For those of you following this issue I've had a breakthrough - an epiphany brought to me by the inestimable Cameron Childress. Cameron was musing over a post I made to a mutual list we both monitor. In the post I laid out the 3 instances where network issues (particularly auto-sensing NICs or Switches) had caused Jrun to hang. I think he must be a better googler than I am because he came up with this link to an article on setting up a Win2003 server cluster that contains some excellent information regarding our issue. Among the instructions on setting up a multi-home network for clustering was this item:
NOTE: This post is a follow up of these 2 posts:
Queued Requests Hanging Coldfusion

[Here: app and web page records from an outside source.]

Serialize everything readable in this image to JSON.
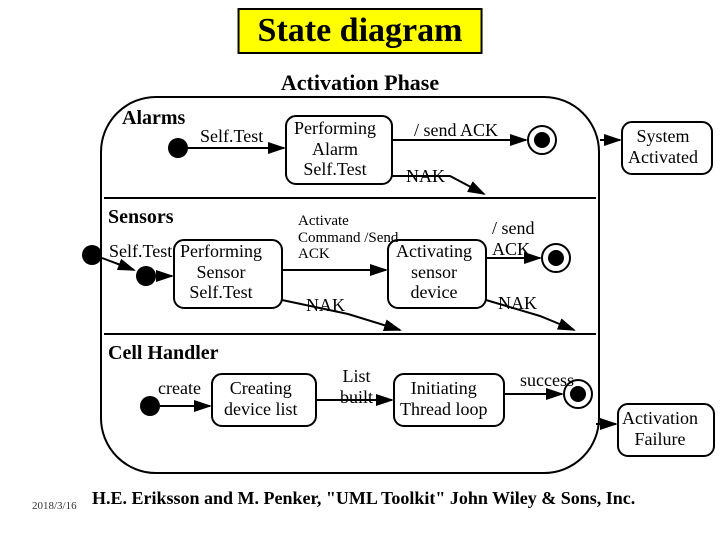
{
  "title": "State diagram",
  "phase": "Activation Phase",
  "sections": {
    "alarms": "Alarms",
    "sensors": "Sensors",
    "cellHandler": "Cell Handler"
  },
  "alarms": {
    "selfTest": "Self.Test",
    "performing": "Performing\nAlarm\nSelf.Test",
    "sendAck": "/ send ACK",
    "nak": "NAK"
  },
  "sensors": {
    "selfTest": "Self.Test",
    "performing": "Performing\nSensor\nSelf.Test",
    "activateCmd": "Activate\nCommand /Send\nACK",
    "activating": "Activating\nsensor\ndevice",
    "nak1": "NAK",
    "sendAck": "/ send\nACK",
    "nak2": "NAK"
  },
  "cell": {
    "create": "create",
    "creating": "Creating\ndevice list",
    "listBuilt": "List\nbuilt",
    "initiating": "Initiating\nThread loop",
    "success": "success"
  },
  "terminals": {
    "systemActivated": "System\nActivated",
    "activationFailure": "Activation\nFailure"
  },
  "citation": "H.E. Eriksson and M. Penker, \"UML Toolkit\" John Wiley & Sons, Inc.",
  "date": "2018/3/16"
}
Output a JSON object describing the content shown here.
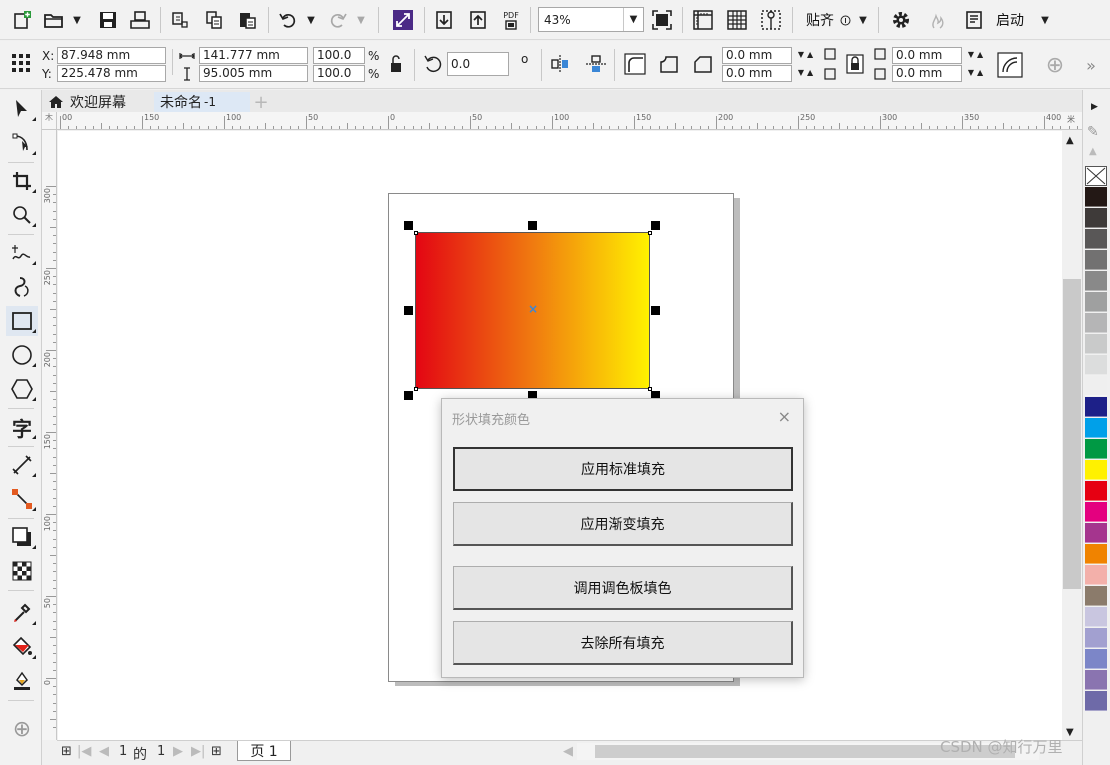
{
  "toolbar": {
    "zoom_value": "43%",
    "snap_label": "贴齐",
    "launch_label": "启动",
    "pdf_label": "PDF"
  },
  "propertybar": {
    "x_label": "X:",
    "y_label": "Y:",
    "x_value": "87.948 mm",
    "y_value": "225.478 mm",
    "width_value": "141.777 mm",
    "height_value": "95.005 mm",
    "scale_w": "100.0",
    "scale_h": "100.0",
    "percent": "%",
    "rotation": "0.0",
    "degree": "o",
    "corner_r1": "0.0 mm",
    "corner_r2": "0.0 mm",
    "corner_r3": "0.0 mm",
    "corner_r4": "0.0 mm"
  },
  "tabs": {
    "welcome": "欢迎屏幕",
    "document": "未命名",
    "document_suffix": "-1"
  },
  "ruler": {
    "h_labels": [
      "00",
      "150",
      "100",
      "50",
      "0",
      "50",
      "100",
      "150",
      "200",
      "250",
      "300",
      "350",
      "400"
    ],
    "v_labels": [
      "300",
      "250",
      "200",
      "150",
      "100",
      "50",
      "0"
    ],
    "unit_icon": "米",
    "corner_icon": "木"
  },
  "dialog": {
    "title": "形状填充颜色",
    "close": "×",
    "btn_standard": "应用标准填充",
    "btn_gradient": "应用渐变填充",
    "btn_palette": "调用调色板填色",
    "btn_remove": "去除所有填充"
  },
  "bottombar": {
    "page_current": "1",
    "page_of": "的",
    "page_total": "1",
    "page_tab": "页 1"
  },
  "palette": {
    "colors": [
      "#231815",
      "#3e3a39",
      "#595757",
      "#727171",
      "#898989",
      "#9fa0a0",
      "#b5b5b6",
      "#c9caca",
      "#dcdddd",
      "#efefef",
      "#1d2088",
      "#00a0e9",
      "#009944",
      "#fff100",
      "#e60012",
      "#e4007f",
      "#a5358e",
      "#f08300",
      "#f3b0aa",
      "#8b7b6b",
      "#c9c6e0",
      "#a2a0d0",
      "#7c86c8",
      "#8a74b0",
      "#6e6aa8"
    ]
  },
  "shape": {
    "gradient_start": "#e30613",
    "gradient_mid": "#f07a10",
    "gradient_end": "#fff200"
  },
  "watermark": "CSDN @知行万里"
}
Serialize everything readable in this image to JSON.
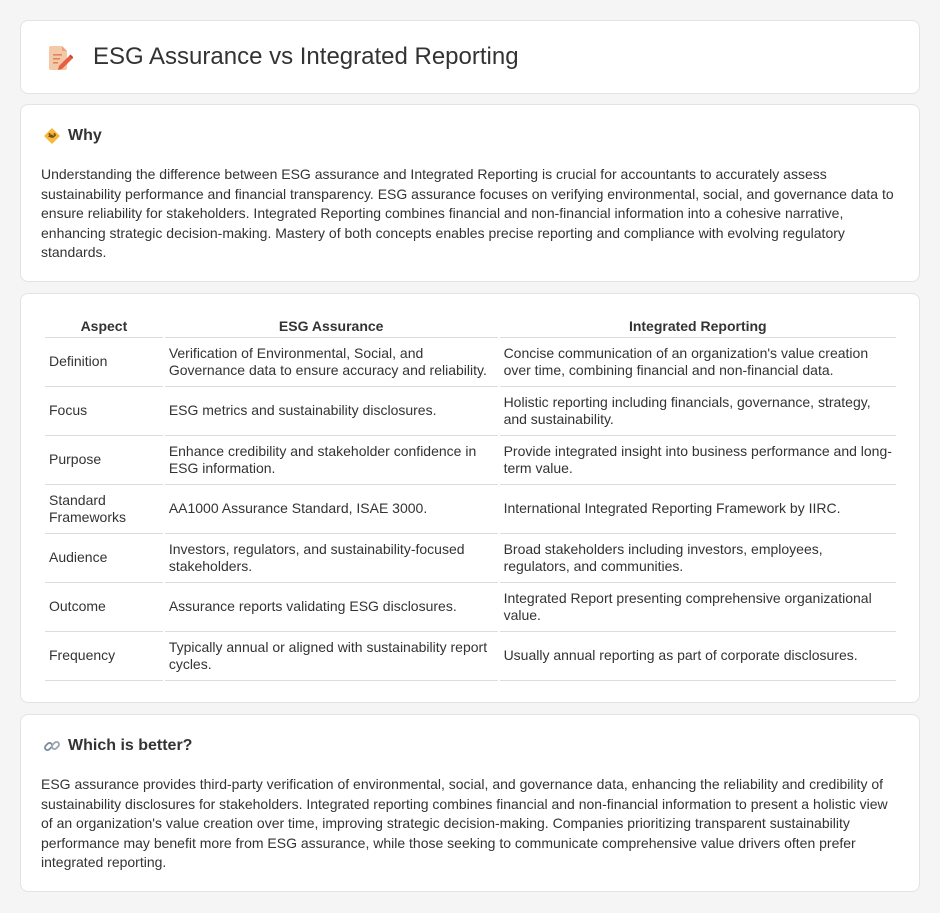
{
  "header": {
    "title": "ESG Assurance vs Integrated Reporting",
    "icon": "document-edit-icon"
  },
  "why": {
    "icon": "handshake-icon",
    "heading": "Why",
    "body": "Understanding the difference between ESG assurance and Integrated Reporting is crucial for accountants to accurately assess sustainability performance and financial transparency. ESG assurance focuses on verifying environmental, social, and governance data to ensure reliability for stakeholders. Integrated Reporting combines financial and non-financial information into a cohesive narrative, enhancing strategic decision-making. Mastery of both concepts enables precise reporting and compliance with evolving regulatory standards."
  },
  "comparison": {
    "headers": [
      "Aspect",
      "ESG Assurance",
      "Integrated Reporting"
    ],
    "rows": [
      [
        "Definition",
        "Verification of Environmental, Social, and Governance data to ensure accuracy and reliability.",
        "Concise communication of an organization's value creation over time, combining financial and non-financial data."
      ],
      [
        "Focus",
        "ESG metrics and sustainability disclosures.",
        "Holistic reporting including financials, governance, strategy, and sustainability."
      ],
      [
        "Purpose",
        "Enhance credibility and stakeholder confidence in ESG information.",
        "Provide integrated insight into business performance and long-term value."
      ],
      [
        "Standard Frameworks",
        "AA1000 Assurance Standard, ISAE 3000.",
        "International Integrated Reporting Framework by IIRC."
      ],
      [
        "Audience",
        "Investors, regulators, and sustainability-focused stakeholders.",
        "Broad stakeholders including investors, employees, regulators, and communities."
      ],
      [
        "Outcome",
        "Assurance reports validating ESG disclosures.",
        "Integrated Report presenting comprehensive organizational value."
      ],
      [
        "Frequency",
        "Typically annual or aligned with sustainability report cycles.",
        "Usually annual reporting as part of corporate disclosures."
      ]
    ]
  },
  "better": {
    "icon": "link-icon",
    "heading": "Which is better?",
    "body": "ESG assurance provides third-party verification of environmental, social, and governance data, enhancing the reliability and credibility of sustainability disclosures for stakeholders. Integrated reporting combines financial and non-financial information to present a holistic view of an organization's value creation over time, improving strategic decision-making. Companies prioritizing transparent sustainability performance may benefit more from ESG assurance, while those seeking to communicate comprehensive value drivers often prefer integrated reporting."
  }
}
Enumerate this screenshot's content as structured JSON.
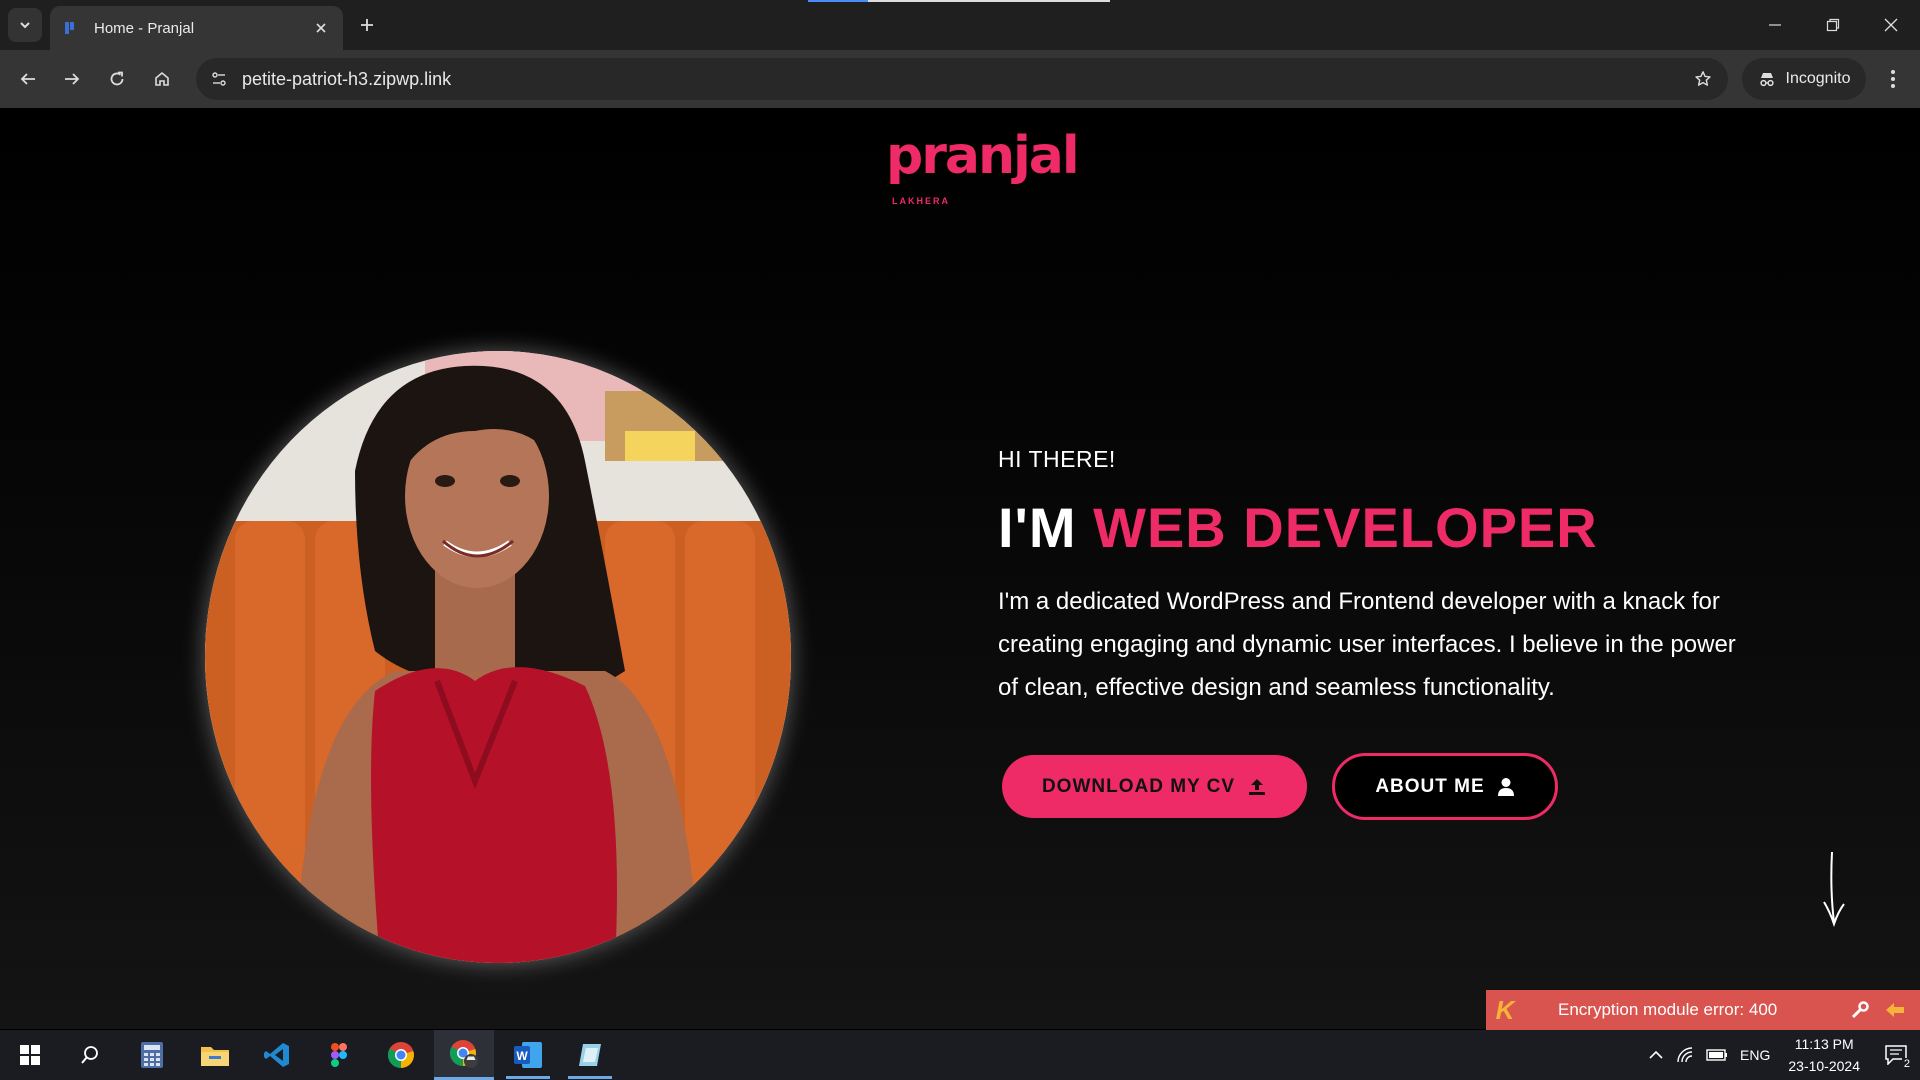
{
  "browser": {
    "tab_title": "Home - Pranjal",
    "url": "petite-patriot-h3.zipwp.link",
    "incognito_label": "Incognito"
  },
  "page": {
    "logo_text": "pranjal",
    "logo_subtext": "LAKHERA",
    "greeting": "HI THERE!",
    "headline_prefix": "I'M",
    "headline_accent": "WEB DEVELOPER",
    "description": "I'm a dedicated WordPress and Frontend developer with a knack for creating engaging and dynamic user interfaces. I believe in the power of clean, effective design and seamless functionality.",
    "download_cv_label": "DOWNLOAD MY CV",
    "about_me_label": "ABOUT ME",
    "accent_color": "#ee2a67"
  },
  "notification": {
    "message": "Encryption module error: 400"
  },
  "taskbar": {
    "apps": [
      "start-icon",
      "search-icon",
      "calculator-icon",
      "file-explorer-icon",
      "vscode-icon",
      "figma-icon",
      "chrome-icon",
      "chrome-incognito-icon",
      "word-icon",
      "notes-icon"
    ],
    "language": "ENG",
    "time": "11:13 PM",
    "date": "23-10-2024",
    "notification_count": "2"
  }
}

Network Issues and Hanging Threads
The autosense mode of some 10/100 Ethernet adapters might automatically detect the speed of the connected network. However, during the detection process, packets can't be handled by the adapter and must be queued. Some adapters might inadvertently trigger the auto detection process to reoccur intermittently. As a result, communications are queued and delayed. Delays of this nature might cause cluster nodes not to receive critical packets in a timely fashion and might cause premature failover of cluster resources. This is why it's important to manually set the correct speed and duplex to avoid any possible autosense-related problems.
Sure enough - that sounds like my issue. Packets are queuing as low level protocols go about optimizing the connection periodically. I would add that it is not only NICs with this issue. Many unmanaged switches are auto-sensing, and even managed switches might be set to auto-sense by default. That makes this a magic bullet for anyone afflicted with my problem (I mean my network problem, not the issue with Jello). The secret for connectivity would be to ensure point to point static configuration for devices along the path between the web server and the database server, JMS server or other external network resource.
In my research I also ran across this tech note from Microsoft related to it's own JDBC driver (which I believe is a repackaged version of the Data Direct Driver). The note indicates that using a "setQueryTimeout()" function can cause thread issues because an additional thread is spawned to monitor the query - causing memory loss and death (much like daytime TV) in a high load environment. This got me to wondering if this method is implemented in the drivers that ship with Coldfusion. If it is, how is it implemented? Cameron had suggested using the "replyTimeout" value of the JDBC driver to cut down on network issues. I wonder if that value would result in more threads rather than less.
Anyway, I think I now have a procedure to cover to eliminate this as a potential issue.